  5. Cane, Peter. 2002. Responsibility in law and morality. Oxford: Hart Publishing.Google Scholar
  6. Cane, Peter. 2012. Morality, law and conflicting reasons for action. Cambridge Law Journal 71: 59–85.CrossRefGoogle Scholar
  7. Cane, Peter. 2013. Public law in the concept of law. Oxford Journal of Legal Studies 33: 649–674.CrossRefGoogle Scholar
  8. Cane, Peter. 2014. Tort law and public functions. In Philosophical foundations of the law of torts, ed. John Oberdiek, 148–168. Oxford: Oxford University Press.CrossRefGoogle Scholar
  9. Deigh, John. 2011. Responsibility. In The Oxford handbook of philosophy of criminal law, ed. John Deigh, and David Dolinko. Oxford: Oxford University Press.CrossRefGoogle Scholar
  10. Finnis, John. 1980. Natural law and natural rights. Oxford: The Clarendon Press.Google Scholar
  11. Hacker, P.M.S. 1977. Hart’s Philosophy of Law. In Law, morality and society: Essays in honour of HLA Hart, ed. P.M.S. Hacker, and J. Raz. Oxford: The Clarendon Press.Google Scholar
  12. Hamilton, Alexander, James Madison, and John Jay. 2008. The Federalist papers. Oxford: Oxford University Press.Google Scholar
  13. Hardimon, Michael O. 1994. Role obligations. The Journal of Philosophy 91: 333–363.CrossRefGoogle Scholar
  14. Hart, H.L.A. 1961. The concept of law. Oxford: The Clarendon Press.Google Scholar
  15. Hart, H.L.A. 1963. Law, liberty and morality. Oxford: Oxford University Press.Google Scholar
  16. Hart, H.L.A. 1968. Punishment and responsibility. Oxford: The Clarendon Press.Google Scholar
  17. Himma, Kenneth Einar. 2004. Do philosophy and sociology mix? A non-essentialist socio-legal positivist analysis of the concept of law. Oxford Journal of Legal Studies 24: 717–738.CrossRefGoogle Scholar
  18. Jones, David R., and Monika L. McDermott. 2004. The responsible party government model in House and Senate elections. American Journal of Political Science 48: 1–12.CrossRefGoogle Scholar
  19. Plucknett, Theodore F.T. 1956. A concise history of the common law, 5th ed. Boston: Little, Brown & Co.Google Scholar
  20. Power, Michael. 1997. The audit society: Rituals of verification. Oxford: Oxford University Press.Google Scholar
  21. Raz, Joseph. 1975. Practical reasons and norms. London: Hutchinson & Co.Google Scholar
  22. Stapleton, Jane. 2015. An extended “but-for” test for causal relation in the law of obligations. Oxford Journal of Legal Studies 35: 697–726.Google Scholar
  23. Tamanaha, Brian Z. 2001. A general jurisprudence of law and society. Oxford: Oxford University Press.CrossRefGoogle Scholar
  24. Thompson, Dennis F. 2005. Restoring responsibility: Ethics in government, business and healthcare. Cambridge: Cambridge University Press.Google Scholar
  25. Weinrib, Ernest J. 1995. The idea of private law. Cambridge: Harvard University Press.Google Scholar
  26. Williamson, Timothy. 2007. The philosophy of philosophy. Malden: Blackwell Publishing.CrossRefGoogle Scholar

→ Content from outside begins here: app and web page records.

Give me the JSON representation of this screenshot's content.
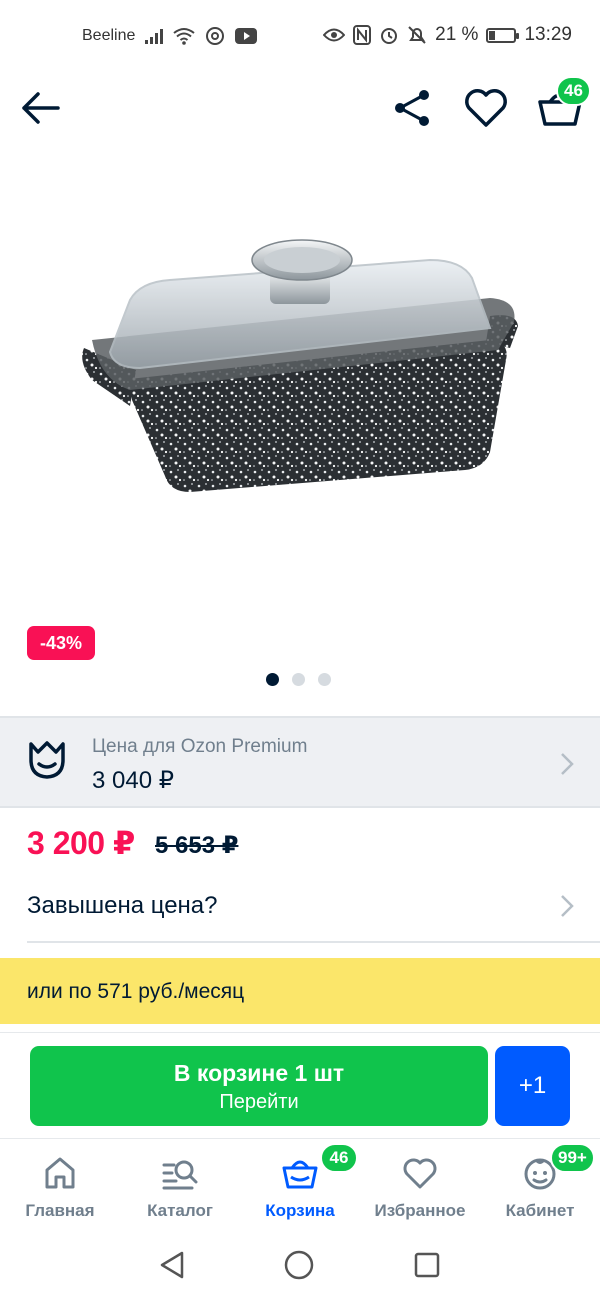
{
  "status_bar": {
    "carrier": "Beeline",
    "battery_percent": "21 %",
    "time": "13:29"
  },
  "header": {
    "cart_count": "46"
  },
  "product": {
    "discount_badge": "-43%",
    "gallery_total": 3,
    "gallery_active_index": 0
  },
  "premium": {
    "label": "Цена для Ozon Premium",
    "price": "3 040 ₽"
  },
  "pricing": {
    "current_price": "3 200 ₽",
    "old_price": "5 653 ₽"
  },
  "overpriced": {
    "label": "Завышена цена?"
  },
  "installment": {
    "text": "или по 571 руб./месяц"
  },
  "action_bar": {
    "cart_line1": "В корзине 1 шт",
    "cart_line2": "Перейти",
    "plus_label": "+1"
  },
  "tabbar": {
    "tabs": [
      {
        "label": "Главная"
      },
      {
        "label": "Каталог"
      },
      {
        "label": "Корзина",
        "badge": "46"
      },
      {
        "label": "Избранное"
      },
      {
        "label": "Кабинет",
        "badge": "99+"
      }
    ]
  },
  "colors": {
    "accent_blue": "#005bff",
    "sale_red": "#f91155",
    "green": "#10c44c",
    "installment_yellow": "#fbe66a"
  }
}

Copyright information

© Springer Science+Business Media Dordrecht 2016

Authors and Affiliations

  1. 1.CanberraAustralia

Personalised recommendations